Ian Machray

Disclosure and Barring Service

Last December, the Criminal Records Bureau (which used to carry out CRB checks) merged with the Independent Safeguarding Authority to become the Disclosure and Barring Service.  One of the consequences is that CRB checks are now called DBS checks.

Online Update Service

The process for checking employees’ criminal records remained similar but from 17 June employees will be able to sign up to an online Update Service on an annual basis currently at the cost of £13 per year.  This means that an employee’s DBS certificate will be “portable” to new jobs of the same type requiring the same level of DBS check.  In carrying out a check, the employer will either be told that the certificate is still current and valid or that a new check is needed as new information has been added since the original certificate was issued.

The cost of subscribing to the Update service will be borne by the employee but HMRC are going to provide tax relief where the employer reimburses the cost.

Recent legal challenge to the current scheme

The Government changed the law relating to criminal record checks last year in an attempt to achieve the correct balance between protecting vulnerable members of the public and safeguarding the liberty and privacy of employees.

However, the Court of Appeal recently decided, that even after these changes, Parliament has still not found the right balance.  The case concerned 3 individuals:  

  • a 21 year old man (T) who had applied for a part time job at his local football club and subsequently enrolled on a sports studies course at university. On both occasions, his criminal records check revealed 2  warnings which he had received when he was 11 in relation to stolen bicycles;
  • a 40 year old woman (JB) who wanted to work in the care sector but was prevented because of a caution she had accepted 9 years previously after stealing a packet of false nails (inadvertently according to her); and
  • a woman (AW) who wanted to serve in the Army but at the age of 16 had helped her boyfriend with a “car-jacking” during which her boyfriend had fatally stabbed the driver. She was convicted of manslaughter and robbery which are such serious offences that they will never be “spent”.

All of the individuals claimed that the ‘blanket disclosure’ of convictions as well as cautions and warnings unjustifiably interfered with their right to a private life under the European Convention on Human Rights.  The court agreed in T and JB’s cases as the offences were minor and committed several years earlier.  In T’s case the court also took the fact that he was only a child at the time of his cautions into account.  Although AW was also a child at the time of her offence, her claim was not upheld as her offences were so serious.  Parliament had drawn a line between offences which can be spent and those which cannot (as they are too serious) and there is no blanket policy of disclosure in relation to such offences.
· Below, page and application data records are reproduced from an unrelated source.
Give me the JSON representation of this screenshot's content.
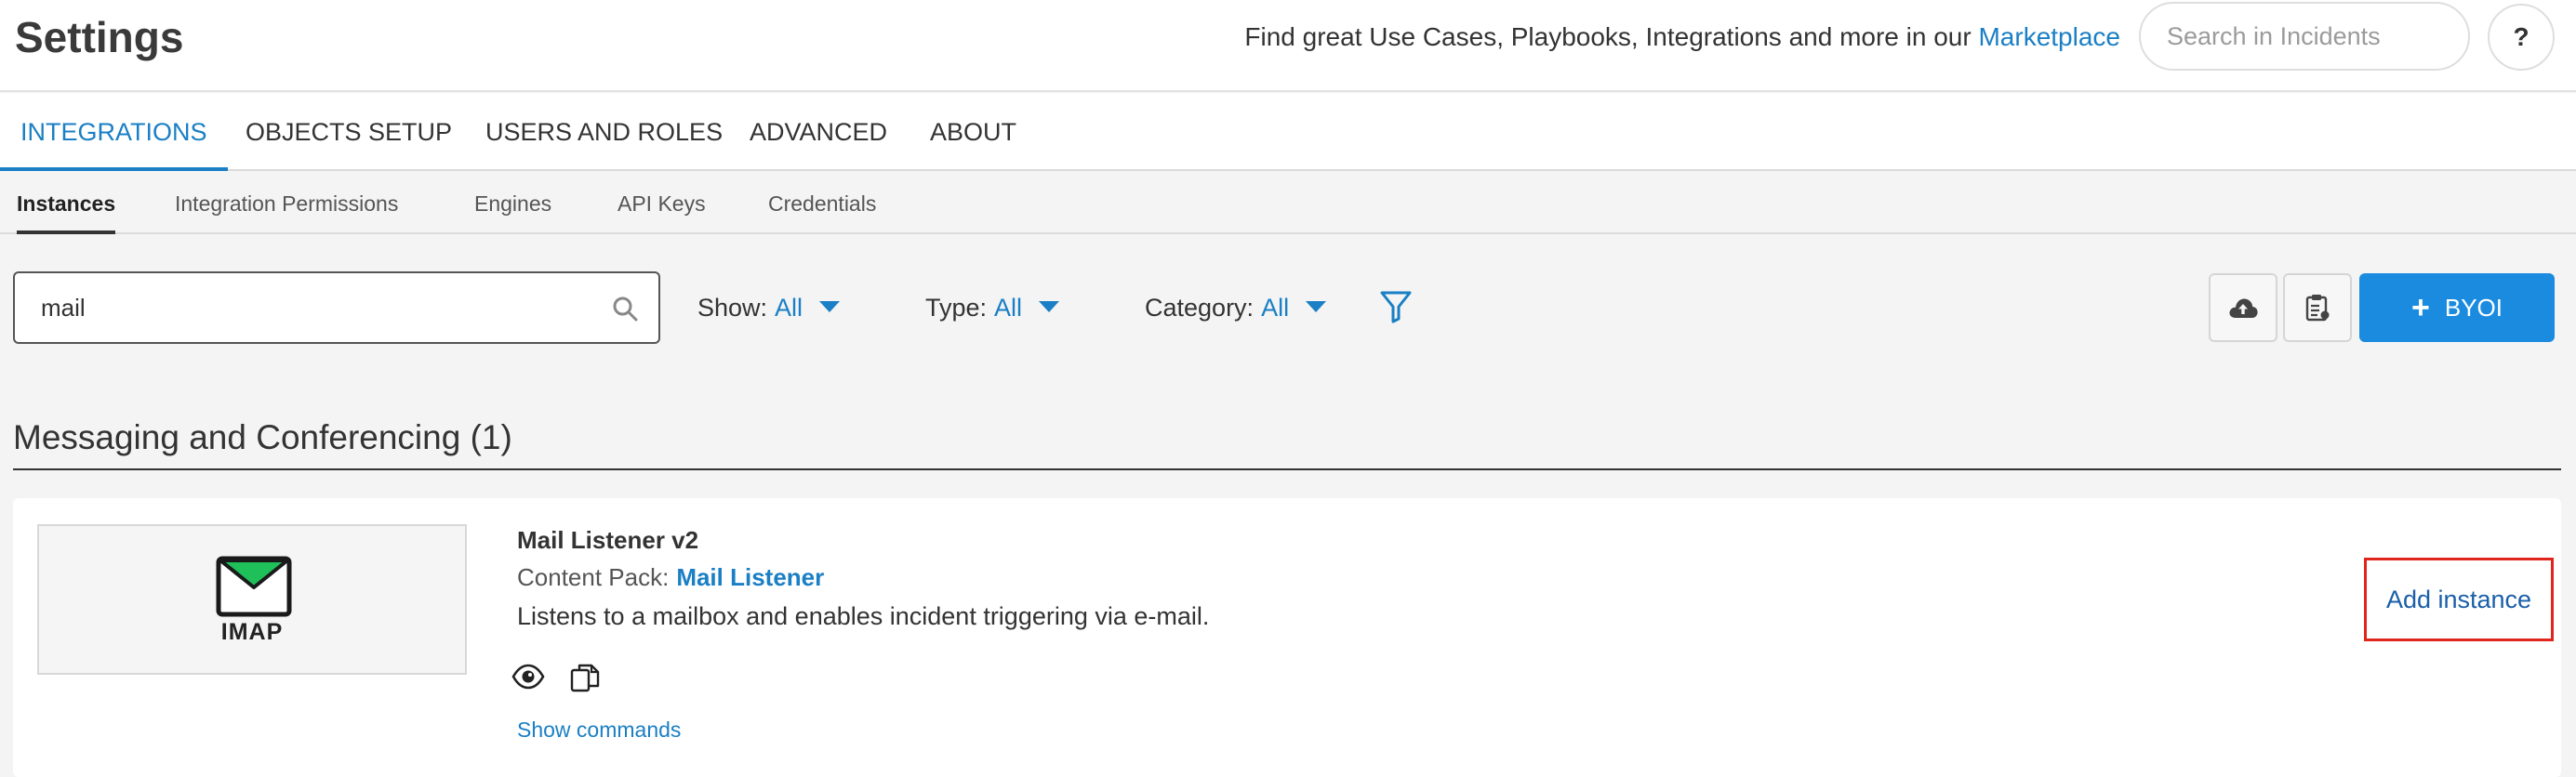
{
  "header": {
    "title": "Settings",
    "promo_text": "Find great Use Cases, Playbooks, Integrations and more in our ",
    "promo_link": "Marketplace",
    "search_placeholder": "Search in Incidents",
    "help_label": "?"
  },
  "main_tabs": [
    {
      "label": "INTEGRATIONS",
      "active": true
    },
    {
      "label": "OBJECTS SETUP",
      "active": false
    },
    {
      "label": "USERS AND ROLES",
      "active": false
    },
    {
      "label": "ADVANCED",
      "active": false
    },
    {
      "label": "ABOUT",
      "active": false
    }
  ],
  "sub_tabs": [
    {
      "label": "Instances",
      "active": true
    },
    {
      "label": "Integration Permissions",
      "active": false
    },
    {
      "label": "Engines",
      "active": false
    },
    {
      "label": "API Keys",
      "active": false
    },
    {
      "label": "Credentials",
      "active": false
    }
  ],
  "filters": {
    "search_value": "mail",
    "show": {
      "label": "Show:",
      "value": "All"
    },
    "type": {
      "label": "Type:",
      "value": "All"
    },
    "category": {
      "label": "Category:",
      "value": "All"
    }
  },
  "toolbar": {
    "upload_icon": "cloud-upload-icon",
    "report_icon": "clipboard-icon",
    "byoi_label": "BYOI",
    "byoi_plus": "+"
  },
  "section": {
    "title": "Messaging and Conferencing (1)"
  },
  "integration": {
    "logo_text": "IMAP",
    "name": "Mail Listener v2",
    "content_pack_label": "Content Pack:",
    "content_pack_value": "Mail Listener",
    "description": "Listens to a mailbox and enables incident triggering via e-mail.",
    "show_commands": "Show commands",
    "add_instance": "Add instance"
  },
  "colors": {
    "accent": "#1a7fc4",
    "byoi": "#1b8be0",
    "highlight": "#e0261c",
    "envelope": "#1fbf5a"
  }
}
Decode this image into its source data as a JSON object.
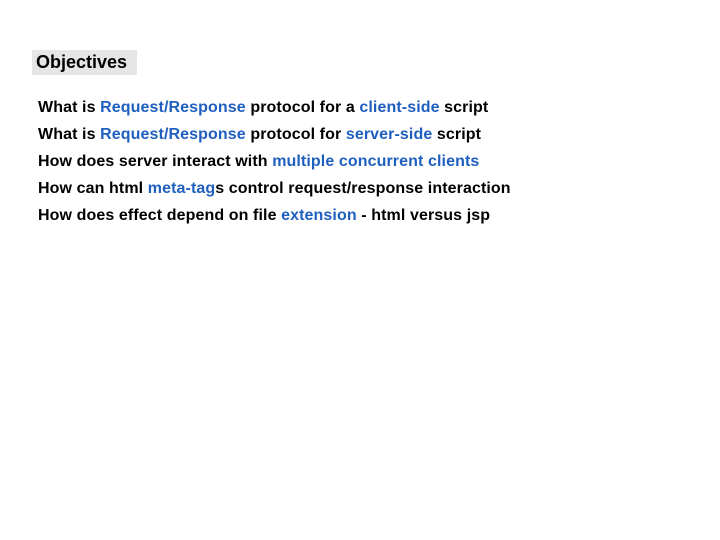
{
  "title": "Objectives",
  "lines": {
    "l1": {
      "a": "What is ",
      "b": "Request/Response",
      "c": " protocol for a ",
      "d": "client-side",
      "e": " script"
    },
    "l2": {
      "a": "What is ",
      "b": "Request/Response",
      "c": " protocol for ",
      "d": "server-side",
      "e": " script"
    },
    "l3": {
      "a": "How does server interact with ",
      "b": "multiple concurrent clients"
    },
    "l4": {
      "a": "How can html ",
      "b": "meta-tag",
      "c": "s control request/response interaction"
    },
    "l5": {
      "a": "How does effect depend on file ",
      "b": "extension",
      "c": " - html versus jsp"
    }
  }
}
In response, the rules were changed from 29 May 2013 so that old and minor convictions will no longer be disclosable on DBS certificates. The point at which a conviction will be removed from a DBS certificate will depend on the type of offence and whether the person was a child or adult when the offence was committed/caution received.